  • Fix: substr of $var, not $string. Test against $limit + 3 so that you don't trim a string just over the limit. Depending on your application (e.g., HTML output), consider using an entity &hellip; instead (typographically more pleasing). As suggested earlier, trim off any non-letters from the end of the (shortened) string before appending the ellipsis. Finally, watch out if you're in a multibyte (e.g., UTF-8) environment -- you can't use strlen() and substr(). – Phil Perry Mar 4 '14 at 14:28
1

I'm not sure if this is the fastest solution, but it looks like it is the shortest one:

$result = current(explode("\n", wordwrap($str, $width, "...\n")));

P.S. See some examples here https://stackoverflow.com/a/17852480/131337

0

substr() would be best, you'll also want to check the length of the string first

$str = 'someLongString';
$max = 7;

if(strlen($str) > $max) {
   $str = substr($str, 0, $max) . '...';
}

wordwrap won't trim the string down, just split it up...

0

$width = 10;

$a = preg_replace ("~^(.{{$width}})(.+)~", '\\1…', $a);

or with wordwrap

$a = preg_replace ("~^(.{1,${width}}\b)(.+)~", '\\1…', $a);
0

this solution will not cut words, it will add three dots after the first space.

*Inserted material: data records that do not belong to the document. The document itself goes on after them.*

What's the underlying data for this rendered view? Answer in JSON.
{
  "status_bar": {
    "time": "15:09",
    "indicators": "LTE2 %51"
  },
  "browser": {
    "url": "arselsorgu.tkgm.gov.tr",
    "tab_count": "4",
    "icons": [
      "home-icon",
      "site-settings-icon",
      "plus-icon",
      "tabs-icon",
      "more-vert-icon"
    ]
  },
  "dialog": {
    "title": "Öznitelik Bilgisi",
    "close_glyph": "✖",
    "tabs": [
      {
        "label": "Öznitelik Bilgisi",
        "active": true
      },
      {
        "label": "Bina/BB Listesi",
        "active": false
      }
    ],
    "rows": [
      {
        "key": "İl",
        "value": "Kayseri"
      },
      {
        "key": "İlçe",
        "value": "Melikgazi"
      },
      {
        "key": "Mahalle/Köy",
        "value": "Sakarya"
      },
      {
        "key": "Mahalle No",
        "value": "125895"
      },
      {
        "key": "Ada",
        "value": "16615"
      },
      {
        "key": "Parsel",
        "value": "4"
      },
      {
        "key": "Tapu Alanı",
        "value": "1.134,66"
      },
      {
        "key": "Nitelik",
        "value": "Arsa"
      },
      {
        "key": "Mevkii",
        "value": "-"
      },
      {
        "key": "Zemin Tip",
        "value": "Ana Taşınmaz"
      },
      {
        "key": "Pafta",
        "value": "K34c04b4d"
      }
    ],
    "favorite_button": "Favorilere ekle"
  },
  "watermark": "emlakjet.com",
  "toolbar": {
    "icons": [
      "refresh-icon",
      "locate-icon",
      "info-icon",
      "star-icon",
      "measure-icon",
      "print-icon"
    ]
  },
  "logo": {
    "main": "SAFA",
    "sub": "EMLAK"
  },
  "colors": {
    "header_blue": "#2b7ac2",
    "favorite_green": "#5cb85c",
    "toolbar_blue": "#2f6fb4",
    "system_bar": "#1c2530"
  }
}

I edited @Raccoon29 solution and I replaced all functions with mb_ functions so that this will work for all languages such as arabic

function cut_string($str, $n_chars, $crop_str = '...') {
    $buff = strip_tags($str);
    if (mb_strlen($buff) > $n_chars) {
        $cut_index = mb_strpos($buff, ' ', $n_chars);
        $buff = mb_substr($buff, 0, ($cut_index === false ? $n_chars : $cut_index + 1), "UTF-8") . $crop_str;
    }
    return $buff;
}
0
$yourString = "bla blaaa bla blllla bla bla";
$out = "";
if(strlen($yourString) > 22) {
    while(strlen($yourString) > 22) {
        $pos = strrpos($yourString, " ");
        if($pos !== false && $pos <= 22) {
            $out = substr($yourString,0,$pos);
            break;
        } else {
            $yourString = substr($yourString,0,$pos);
            continue;
        }
    }
} else {
    $out = $yourString;
}
echo "Output String: ".$out;

protected by Elenasys Dec 17 '13 at 17:25

Thank you for your interest in this question. Because it has attracted low-quality or spam answers that had to be removed, posting an answer now requires 10 reputation on this site (the association bonus does not count).

Would you like to answer one of these unanswered questions instead?

Not the answer you're looking for? Browse other questions tagged or ask your own question.